Arnett, AHA past-president, is the recipient of the 2017 Population Research Prize for merging basic molecular sciences with population studies to develop a novel understanding of cardiovascular disease.
Her work includes seminal research in identifying genetic biomarkers and risk prediction. She was also instrumental in helping develop the AHA’s population research portfolio by bridging the gap between population and molecular research investigators.
Arnett is dean of the College of Public Health at the University of Kentucky in Lexington.
Eugene Braunwald Academic Mentorship Award
Gary D. Webb, MD, FRCP(C), FACC, FAHA
Webb will receive the 2017 Eugene Braunwald Academic Mentorship Award for his extensive mentoring of pediatric and adult cardiologists.
In a mentorship career that began in the early 1970s, Webb has shared his knowledge widely with trainees, fellow physicians, other clinicians and patients. He’s mentored 80 trainees since 1993.
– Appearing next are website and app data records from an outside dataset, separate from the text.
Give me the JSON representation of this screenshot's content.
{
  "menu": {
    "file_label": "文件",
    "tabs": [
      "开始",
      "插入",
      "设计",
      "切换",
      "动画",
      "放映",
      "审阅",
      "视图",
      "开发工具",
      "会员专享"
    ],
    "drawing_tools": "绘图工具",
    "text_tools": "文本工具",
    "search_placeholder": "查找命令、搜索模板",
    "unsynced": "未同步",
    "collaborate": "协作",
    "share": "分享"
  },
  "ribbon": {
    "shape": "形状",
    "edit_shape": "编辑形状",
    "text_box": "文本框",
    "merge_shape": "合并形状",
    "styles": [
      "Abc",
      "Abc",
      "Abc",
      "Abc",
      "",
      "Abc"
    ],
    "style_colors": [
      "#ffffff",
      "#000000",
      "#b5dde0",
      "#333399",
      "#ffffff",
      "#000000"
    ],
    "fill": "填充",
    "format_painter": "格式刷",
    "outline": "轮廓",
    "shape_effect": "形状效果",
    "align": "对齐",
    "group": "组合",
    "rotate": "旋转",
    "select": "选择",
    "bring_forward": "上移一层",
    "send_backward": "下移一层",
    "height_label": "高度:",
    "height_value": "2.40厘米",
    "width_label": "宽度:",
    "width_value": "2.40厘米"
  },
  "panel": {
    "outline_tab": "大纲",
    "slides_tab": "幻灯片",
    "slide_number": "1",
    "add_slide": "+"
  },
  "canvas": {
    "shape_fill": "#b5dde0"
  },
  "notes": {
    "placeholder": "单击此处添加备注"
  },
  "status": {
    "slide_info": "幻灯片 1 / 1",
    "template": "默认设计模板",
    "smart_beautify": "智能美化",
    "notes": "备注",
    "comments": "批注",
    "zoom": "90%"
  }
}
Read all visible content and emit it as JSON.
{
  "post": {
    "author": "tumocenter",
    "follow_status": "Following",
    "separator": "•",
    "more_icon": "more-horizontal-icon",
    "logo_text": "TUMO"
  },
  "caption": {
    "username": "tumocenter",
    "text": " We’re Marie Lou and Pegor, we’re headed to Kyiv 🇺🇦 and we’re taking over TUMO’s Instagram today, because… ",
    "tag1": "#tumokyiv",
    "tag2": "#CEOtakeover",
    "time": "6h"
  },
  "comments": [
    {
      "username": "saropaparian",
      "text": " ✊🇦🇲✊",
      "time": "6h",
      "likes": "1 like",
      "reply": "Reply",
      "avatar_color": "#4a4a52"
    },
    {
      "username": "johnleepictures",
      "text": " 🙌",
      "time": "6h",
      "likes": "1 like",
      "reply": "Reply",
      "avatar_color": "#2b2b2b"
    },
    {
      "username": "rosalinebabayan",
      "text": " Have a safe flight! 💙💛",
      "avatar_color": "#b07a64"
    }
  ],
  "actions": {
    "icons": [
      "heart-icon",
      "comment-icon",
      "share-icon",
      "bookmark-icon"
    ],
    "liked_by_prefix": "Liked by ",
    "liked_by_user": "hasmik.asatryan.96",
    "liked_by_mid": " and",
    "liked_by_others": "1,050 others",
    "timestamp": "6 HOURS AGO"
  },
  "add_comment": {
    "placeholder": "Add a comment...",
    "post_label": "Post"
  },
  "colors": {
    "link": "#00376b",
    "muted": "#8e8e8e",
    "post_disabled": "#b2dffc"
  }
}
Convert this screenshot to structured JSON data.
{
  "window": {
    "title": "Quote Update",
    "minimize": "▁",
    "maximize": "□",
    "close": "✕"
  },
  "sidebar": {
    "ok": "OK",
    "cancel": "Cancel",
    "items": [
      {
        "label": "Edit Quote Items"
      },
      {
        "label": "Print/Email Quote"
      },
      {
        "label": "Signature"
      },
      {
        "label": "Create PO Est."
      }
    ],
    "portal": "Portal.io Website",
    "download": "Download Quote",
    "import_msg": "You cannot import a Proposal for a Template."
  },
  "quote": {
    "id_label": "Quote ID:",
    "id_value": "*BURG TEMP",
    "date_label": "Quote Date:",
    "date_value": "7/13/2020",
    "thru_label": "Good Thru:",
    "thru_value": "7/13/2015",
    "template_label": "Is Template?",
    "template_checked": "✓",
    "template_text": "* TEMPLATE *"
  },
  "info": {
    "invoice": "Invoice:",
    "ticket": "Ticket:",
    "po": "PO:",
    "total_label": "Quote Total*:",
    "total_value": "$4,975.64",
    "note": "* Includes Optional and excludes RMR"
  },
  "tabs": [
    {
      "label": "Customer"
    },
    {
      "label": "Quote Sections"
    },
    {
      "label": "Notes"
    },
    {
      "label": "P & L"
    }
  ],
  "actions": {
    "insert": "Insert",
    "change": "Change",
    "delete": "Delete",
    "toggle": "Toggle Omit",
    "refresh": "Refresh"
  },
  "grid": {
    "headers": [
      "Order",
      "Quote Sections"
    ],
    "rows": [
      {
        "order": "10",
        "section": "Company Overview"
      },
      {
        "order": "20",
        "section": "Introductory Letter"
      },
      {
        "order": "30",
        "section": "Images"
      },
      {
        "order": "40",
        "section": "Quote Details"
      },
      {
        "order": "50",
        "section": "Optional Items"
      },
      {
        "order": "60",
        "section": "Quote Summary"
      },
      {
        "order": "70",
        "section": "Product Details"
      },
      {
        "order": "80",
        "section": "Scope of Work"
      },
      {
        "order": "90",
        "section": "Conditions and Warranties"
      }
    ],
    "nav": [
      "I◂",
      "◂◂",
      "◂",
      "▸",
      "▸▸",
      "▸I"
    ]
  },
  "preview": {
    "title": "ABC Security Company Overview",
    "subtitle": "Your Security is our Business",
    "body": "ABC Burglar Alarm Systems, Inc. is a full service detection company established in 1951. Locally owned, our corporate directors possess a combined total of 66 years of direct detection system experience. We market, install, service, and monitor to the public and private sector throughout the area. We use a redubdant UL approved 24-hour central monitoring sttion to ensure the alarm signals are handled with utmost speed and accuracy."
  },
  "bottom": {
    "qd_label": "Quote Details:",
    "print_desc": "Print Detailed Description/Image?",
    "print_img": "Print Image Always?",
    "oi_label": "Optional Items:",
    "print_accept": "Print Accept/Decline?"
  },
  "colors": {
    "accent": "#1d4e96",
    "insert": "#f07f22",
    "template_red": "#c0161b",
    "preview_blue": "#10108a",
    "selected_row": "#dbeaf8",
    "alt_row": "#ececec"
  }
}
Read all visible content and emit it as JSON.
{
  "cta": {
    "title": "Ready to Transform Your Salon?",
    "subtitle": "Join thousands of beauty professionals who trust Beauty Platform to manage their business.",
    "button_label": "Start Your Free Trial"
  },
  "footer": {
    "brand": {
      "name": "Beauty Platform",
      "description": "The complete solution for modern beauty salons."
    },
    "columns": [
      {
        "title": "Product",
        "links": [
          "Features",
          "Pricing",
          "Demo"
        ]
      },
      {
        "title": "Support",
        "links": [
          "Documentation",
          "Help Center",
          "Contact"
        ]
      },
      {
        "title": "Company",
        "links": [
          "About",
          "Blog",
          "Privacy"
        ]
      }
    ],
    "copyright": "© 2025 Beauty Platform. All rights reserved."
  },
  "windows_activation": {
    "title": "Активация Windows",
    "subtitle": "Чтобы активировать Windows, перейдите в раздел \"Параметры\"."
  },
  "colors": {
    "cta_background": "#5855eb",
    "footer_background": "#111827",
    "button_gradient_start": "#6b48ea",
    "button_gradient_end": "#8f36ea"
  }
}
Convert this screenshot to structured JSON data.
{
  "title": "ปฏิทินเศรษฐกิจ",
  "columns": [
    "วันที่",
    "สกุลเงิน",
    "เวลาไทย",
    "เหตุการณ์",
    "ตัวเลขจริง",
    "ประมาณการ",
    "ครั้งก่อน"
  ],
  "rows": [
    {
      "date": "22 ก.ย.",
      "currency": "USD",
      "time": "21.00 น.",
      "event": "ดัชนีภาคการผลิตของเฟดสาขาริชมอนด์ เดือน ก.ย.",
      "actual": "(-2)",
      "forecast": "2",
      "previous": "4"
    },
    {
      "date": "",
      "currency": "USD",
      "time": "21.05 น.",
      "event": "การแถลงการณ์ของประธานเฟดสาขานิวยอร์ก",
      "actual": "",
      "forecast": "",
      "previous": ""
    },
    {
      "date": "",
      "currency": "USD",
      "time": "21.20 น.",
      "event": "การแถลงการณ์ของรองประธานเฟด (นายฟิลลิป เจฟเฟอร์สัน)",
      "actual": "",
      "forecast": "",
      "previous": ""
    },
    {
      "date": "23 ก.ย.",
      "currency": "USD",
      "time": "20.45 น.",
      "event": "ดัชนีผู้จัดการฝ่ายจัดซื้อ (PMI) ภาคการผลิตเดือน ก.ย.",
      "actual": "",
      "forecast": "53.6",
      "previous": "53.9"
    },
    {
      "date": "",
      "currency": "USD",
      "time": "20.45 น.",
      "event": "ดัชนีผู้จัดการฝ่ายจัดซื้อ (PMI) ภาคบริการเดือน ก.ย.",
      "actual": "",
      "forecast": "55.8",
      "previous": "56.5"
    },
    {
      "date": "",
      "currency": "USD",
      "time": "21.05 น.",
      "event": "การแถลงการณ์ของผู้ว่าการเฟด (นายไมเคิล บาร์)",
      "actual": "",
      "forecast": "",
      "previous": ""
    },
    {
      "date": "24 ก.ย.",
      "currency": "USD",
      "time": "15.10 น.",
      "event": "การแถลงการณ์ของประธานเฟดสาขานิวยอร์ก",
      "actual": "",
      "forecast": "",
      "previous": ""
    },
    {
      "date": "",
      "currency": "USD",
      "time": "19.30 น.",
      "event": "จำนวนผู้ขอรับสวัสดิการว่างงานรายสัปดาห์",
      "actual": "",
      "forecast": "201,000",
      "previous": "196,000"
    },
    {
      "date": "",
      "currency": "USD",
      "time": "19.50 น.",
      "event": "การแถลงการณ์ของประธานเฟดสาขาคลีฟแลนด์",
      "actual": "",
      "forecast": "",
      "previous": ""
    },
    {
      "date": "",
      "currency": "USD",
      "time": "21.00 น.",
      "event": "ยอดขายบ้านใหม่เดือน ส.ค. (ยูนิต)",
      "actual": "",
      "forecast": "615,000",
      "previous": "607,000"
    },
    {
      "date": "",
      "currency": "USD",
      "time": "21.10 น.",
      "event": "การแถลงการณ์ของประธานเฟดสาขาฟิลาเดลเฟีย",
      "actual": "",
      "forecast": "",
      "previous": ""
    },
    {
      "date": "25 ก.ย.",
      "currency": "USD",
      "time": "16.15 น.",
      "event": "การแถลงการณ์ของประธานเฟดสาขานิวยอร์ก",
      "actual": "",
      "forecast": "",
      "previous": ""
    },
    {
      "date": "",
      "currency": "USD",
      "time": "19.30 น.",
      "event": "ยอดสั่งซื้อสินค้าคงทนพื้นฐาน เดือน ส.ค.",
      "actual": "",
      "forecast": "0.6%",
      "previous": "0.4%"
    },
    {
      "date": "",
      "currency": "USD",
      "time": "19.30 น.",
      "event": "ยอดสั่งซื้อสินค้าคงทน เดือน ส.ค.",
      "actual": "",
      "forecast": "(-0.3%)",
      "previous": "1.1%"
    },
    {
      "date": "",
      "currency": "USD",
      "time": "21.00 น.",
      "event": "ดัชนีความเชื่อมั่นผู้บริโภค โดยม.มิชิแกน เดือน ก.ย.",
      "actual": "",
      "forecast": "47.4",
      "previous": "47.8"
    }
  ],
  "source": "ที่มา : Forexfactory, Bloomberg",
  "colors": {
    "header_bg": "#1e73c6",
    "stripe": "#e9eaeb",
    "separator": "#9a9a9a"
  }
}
Webb, a champion of educating professionals and patients about adult congenital heart disease, has seen many of his trainees establish congenital heart disease treatment programs worldwide. He was a founding member and the first president of the International Society for Adult Congenital Heart Disease.
Webb is director of the Cincinnati Adult Congenital Heart Disease Program and professor of clinical pediatrics and internal medicine at the University of Cincinnati in Ohio.
Research Achievement Award
Thomas G. Brott, MD
Brott will receive the Research Achievement Award for his role in developing lifesaving interventions that have revolutionized acute ischemic stroke treatment.
In collaboration with the National Institute of Neurological Diseases and Stroke, Brott and his research team identified and tested what became the first scientifically proven treatment for ischemic stroke — the intravenous administration of t-PA. Treatment with t-PA was shown to be efficacious for breaking up blood clots causing thrombotic strokes, and in 1996 the FDA approved t-PA for treatment of acute stroke. Before the treatment, clinicians could little do for stroke patients.
Brott is professor of neurology and director of research at the Mayo Clinic in Jacksonville, Florida.
Joseph A. Vita Award
Laura Mauri, MD, MSc, FAHA
The AHA’s newest honor recognizes Mauri for her transformative clinical investigations of treatment methodologies for a variety of cardiovascular disorders.
Her research clarified the balance of risk and benefit for continued blood-clot prevention therapy with platelet-inhibiting drugs in patients with coronary artery disease and stents. Her research group also has developed decision tools to individualize treatment choices by identifying patients most likely to benefit without significantly increasing bleeding risk. These tools have been widely adopted and have been incorporated into the AHA’s updated clinical practice guidelines.
Mauri is professor of medicine at Harvard Medical School and director of the Center for Clinical Biometrics at Brigham and Women’s Hospital in Boston.
Joseph C. Wu, MD, PhD, and Garrett A. FitzGerald, MD, FRS, FAHA
On Friday, the AHA presented its annual five-year, $1 million Merit Awards to Wu and FitzGerald as promising investigators — rather than for specific research projects — who have the potential to advance a field of science with creative and novel approaches.
Wu’s research focuses on the biological mechanisms of stem cells. He is director of the Stanford Cardiovascular Institute and the Simon H. Stertzer, MD, Professor of Cardiovascular Medicine & Radiology at Stanford University School of Medicine.
The FitzGerald Lab focuses on postanoid biology and the role of peripheral molecular clocks in cardiovascular biology, metabolism and aging. FitzGerald is the McNeil Professor in Translational Medicine and Therapeutics and director of the Institute for Translational Medicine & Therapeutics at the Perelman School of Medicine at the University of Pennsylvania in Philadelphia.